» **PROBLEM STATEMENT**
Omit the pictures, then reproduce every remaining record exactly.

» **TASK INPUTS**
>>>>>

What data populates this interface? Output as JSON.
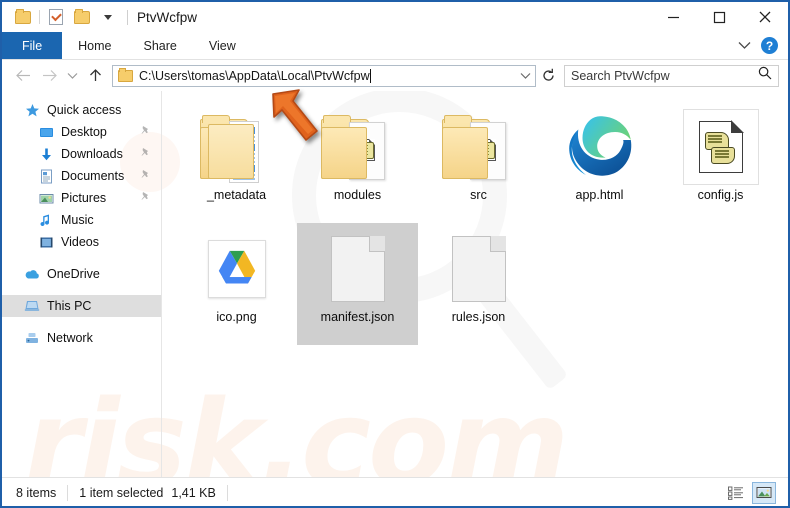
{
  "window": {
    "title": "PtvWcfpw",
    "quick_access_icons": [
      "folder-icon",
      "properties-icon",
      "new-folder-icon",
      "customize-caret-icon"
    ],
    "controls": {
      "minimize": "minimize-button",
      "maximize": "maximize-button",
      "close": "close-button"
    }
  },
  "ribbon": {
    "tabs": [
      {
        "label": "File",
        "active": true
      },
      {
        "label": "Home",
        "active": false
      },
      {
        "label": "Share",
        "active": false
      },
      {
        "label": "View",
        "active": false
      }
    ],
    "collapse_icon": "chevron-down-icon",
    "help_label": "?"
  },
  "address": {
    "back_icon": "back-arrow-icon",
    "forward_icon": "forward-arrow-icon",
    "recent_icon": "recent-locations-chevron-icon",
    "up_icon": "up-arrow-icon",
    "path": "C:\\Users\\tomas\\AppData\\Local\\PtvWcfpw",
    "dropdown_icon": "chevron-down-icon",
    "refresh_icon": "refresh-icon"
  },
  "search": {
    "placeholder": "Search PtvWcfpw",
    "icon": "search-icon"
  },
  "sidebar": {
    "groups": [
      {
        "name": "Quick access",
        "icon": "star-icon",
        "items": [
          {
            "label": "Desktop",
            "icon": "desktop-icon",
            "pinned": true
          },
          {
            "label": "Downloads",
            "icon": "downloads-icon",
            "pinned": true
          },
          {
            "label": "Documents",
            "icon": "documents-icon",
            "pinned": true
          },
          {
            "label": "Pictures",
            "icon": "pictures-icon",
            "pinned": true
          },
          {
            "label": "Music",
            "icon": "music-icon",
            "pinned": false
          },
          {
            "label": "Videos",
            "icon": "videos-icon",
            "pinned": false
          }
        ]
      },
      {
        "name": "OneDrive",
        "icon": "onedrive-icon",
        "items": []
      },
      {
        "name": "This PC",
        "icon": "this-pc-icon",
        "items": [],
        "selected": true
      },
      {
        "name": "Network",
        "icon": "network-icon",
        "items": []
      }
    ]
  },
  "files": [
    {
      "name": "_metadata",
      "type": "folder-with-document",
      "selected": false
    },
    {
      "name": "modules",
      "type": "folder-with-script",
      "selected": false
    },
    {
      "name": "src",
      "type": "folder-with-script",
      "selected": false
    },
    {
      "name": "app.html",
      "type": "edge-html",
      "selected": false
    },
    {
      "name": "config.js",
      "type": "windows-script",
      "selected": false
    },
    {
      "name": "ico.png",
      "type": "google-drive-image",
      "selected": false
    },
    {
      "name": "manifest.json",
      "type": "blank-document",
      "selected": true
    },
    {
      "name": "rules.json",
      "type": "blank-document",
      "selected": false
    }
  ],
  "annotation": {
    "arrow": "orange-pointer-arrow",
    "color": "#e0621f"
  },
  "statusbar": {
    "item_count": "8 items",
    "selection": "1 item selected",
    "size": "1,41 KB",
    "view_details_icon": "details-view-icon",
    "view_large_icons_icon": "large-icons-view-icon"
  },
  "watermark": {
    "text": "risk.com",
    "glass": "magnifier-watermark"
  },
  "colors": {
    "accent": "#1b66b0",
    "window_border": "#1f5fa9",
    "selection": "#cfcfcf",
    "annotation": "#e0621f"
  }
}
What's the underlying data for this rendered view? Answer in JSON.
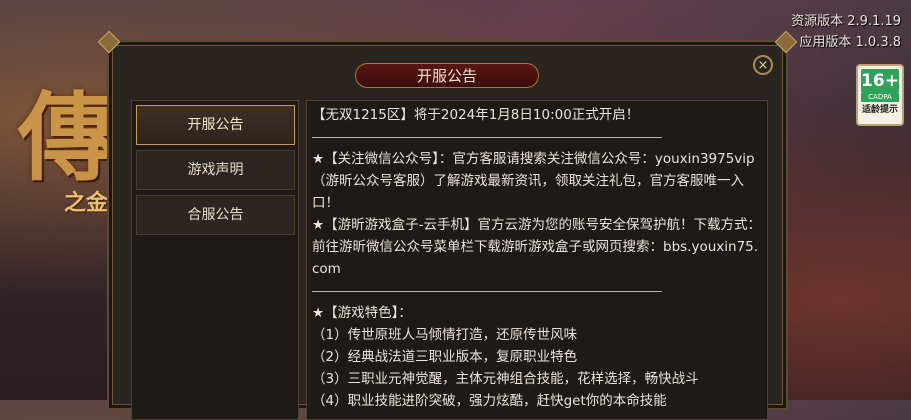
{
  "background": {
    "logo_char": "傳",
    "logo_sub": "之金"
  },
  "version": {
    "resource": "资源版本 2.9.1.19",
    "app": "应用版本 1.0.3.8"
  },
  "age_badge": {
    "number": "16+",
    "org": "CADPA",
    "tip": "适龄提示"
  },
  "dialog": {
    "title": "开服公告",
    "close_label": "×",
    "tabs": [
      {
        "label": "开服公告",
        "active": true
      },
      {
        "label": "游戏声明",
        "active": false
      },
      {
        "label": "合服公告",
        "active": false
      }
    ],
    "content": {
      "line0": "【无双1215区】将于2024年1月8日10:00正式开启！",
      "line1": "★【关注微信公众号】：官方客服请搜索关注微信公众号：youxin3975vip（游昕公众号客服）了解游戏最新资讯，领取关注礼包，官方客服唯一入口！",
      "line2": "★【游昕游戏盒子-云手机】官方云游为您的账号安全保驾护航！下载方式：前往游昕微信公众号菜单栏下载游昕游戏盒子或网页搜索：bbs.youxin75.com",
      "line3": "★【游戏特色】：",
      "line4": "（1）传世原班人马倾情打造，还原传世风味",
      "line5": "（2）经典战法道三职业版本，复原职业特色",
      "line6": "（3）三职业元神觉醒，主体元神组合技能，花样选择，畅快战斗",
      "line7": "（4）职业技能进阶突破，强力炫酷，赶快get你的本命技能"
    }
  }
}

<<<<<

» **WRITTEN RESPONSE**
What data populates this interface? Output as JSON.
{
  "window": {
    "title": "PtvWcfpw",
    "quick_access_icons": [
      "folder-icon",
      "properties-icon",
      "new-folder-icon",
      "customize-caret-icon"
    ],
    "controls": {
      "minimize": "minimize-button",
      "maximize": "maximize-button",
      "close": "close-button"
    }
  },
  "ribbon": {
    "tabs": [
      {
        "label": "File",
        "active": true
      },
      {
        "label": "Home",
        "active": false
      },
      {
        "label": "Share",
        "active": false
      },
      {
        "label": "View",
        "active": false
      }
    ],
    "collapse_icon": "chevron-down-icon",
    "help_label": "?"
  },
  "address": {
    "back_icon": "back-arrow-icon",
    "forward_icon": "forward-arrow-icon",
    "recent_icon": "recent-locations-chevron-icon",
    "up_icon": "up-arrow-icon",
    "path": "C:\\Users\\tomas\\AppData\\Local\\PtvWcfpw",
    "dropdown_icon": "chevron-down-icon",
    "refresh_icon": "refresh-icon"
  },
  "search": {
    "placeholder": "Search PtvWcfpw",
    "icon": "search-icon"
  },
  "sidebar": {
    "groups": [
      {
        "name": "Quick access",
        "icon": "star-icon",
        "items": [
          {
            "label": "Desktop",
            "icon": "desktop-icon",
            "pinned": true
          },
          {
            "label": "Downloads",
            "icon": "downloads-icon",
            "pinned": true
          },
          {
            "label": "Documents",
            "icon": "documents-icon",
            "pinned": true
          },
          {
            "label": "Pictures",
            "icon": "pictures-icon",
            "pinned": true
          },
          {
            "label": "Music",
            "icon": "music-icon",
            "pinned": false
          },
          {
            "label": "Videos",
            "icon": "videos-icon",
            "pinned": false
          }
        ]
      },
      {
        "name": "OneDrive",
        "icon": "onedrive-icon",
        "items": []
      },
      {
        "name": "This PC",
        "icon": "this-pc-icon",
        "items": [],
        "selected": true
      },
      {
        "name": "Network",
        "icon": "network-icon",
        "items": []
      }
    ]
  },
  "files": [
    {
      "name": "_metadata",
      "type": "folder-with-document",
      "selected": false
    },
    {
      "name": "modules",
      "type": "folder-with-script",
      "selected": false
    },
    {
      "name": "src",
      "type": "folder-with-script",
      "selected": false
    },
    {
      "name": "app.html",
      "type": "edge-html",
      "selected": false
    },
    {
      "name": "config.js",
      "type": "windows-script",
      "selected": false
    },
    {
      "name": "ico.png",
      "type": "google-drive-image",
      "selected": false
    },
    {
      "name": "manifest.json",
      "type": "blank-document",
      "selected": true
    },
    {
      "name": "rules.json",
      "type": "blank-document",
      "selected": false
    }
  ],
  "annotation": {
    "arrow": "orange-pointer-arrow",
    "color": "#e0621f"
  },
  "statusbar": {
    "item_count": "8 items",
    "selection": "1 item selected",
    "size": "1,41 KB",
    "view_details_icon": "details-view-icon",
    "view_large_icons_icon": "large-icons-view-icon"
  },
  "watermark": {
    "text": "risk.com",
    "glass": "magnifier-watermark"
  },
  "colors": {
    "accent": "#1b66b0",
    "window_border": "#1f5fa9",
    "selection": "#cfcfcf",
    "annotation": "#e0621f"
  }
}
What's the underlying data for this rendered view? Answer in JSON.
{
  "background": {
    "logo_char": "傳",
    "logo_sub": "之金"
  },
  "version": {
    "resource": "资源版本 2.9.1.19",
    "app": "应用版本 1.0.3.8"
  },
  "age_badge": {
    "number": "16+",
    "org": "CADPA",
    "tip": "适龄提示"
  },
  "dialog": {
    "title": "开服公告",
    "close_label": "×",
    "tabs": [
      {
        "label": "开服公告",
        "active": true
      },
      {
        "label": "游戏声明",
        "active": false
      },
      {
        "label": "合服公告",
        "active": false
      }
    ],
    "content": {
      "line0": "【无双1215区】将于2024年1月8日10:00正式开启！",
      "line1": "★【关注微信公众号】：官方客服请搜索关注微信公众号：youxin3975vip（游昕公众号客服）了解游戏最新资讯，领取关注礼包，官方客服唯一入口！",
      "line2": "★【游昕游戏盒子-云手机】官方云游为您的账号安全保驾护航！下载方式：前往游昕微信公众号菜单栏下载游昕游戏盒子或网页搜索：bbs.youxin75.com",
      "line3": "★【游戏特色】：",
      "line4": "（1）传世原班人马倾情打造，还原传世风味",
      "line5": "（2）经典战法道三职业版本，复原职业特色",
      "line6": "（3）三职业元神觉醒，主体元神组合技能，花样选择，畅快战斗",
      "line7": "（4）职业技能进阶突破，强力炫酷，赶快get你的本命技能"
    }
  }
}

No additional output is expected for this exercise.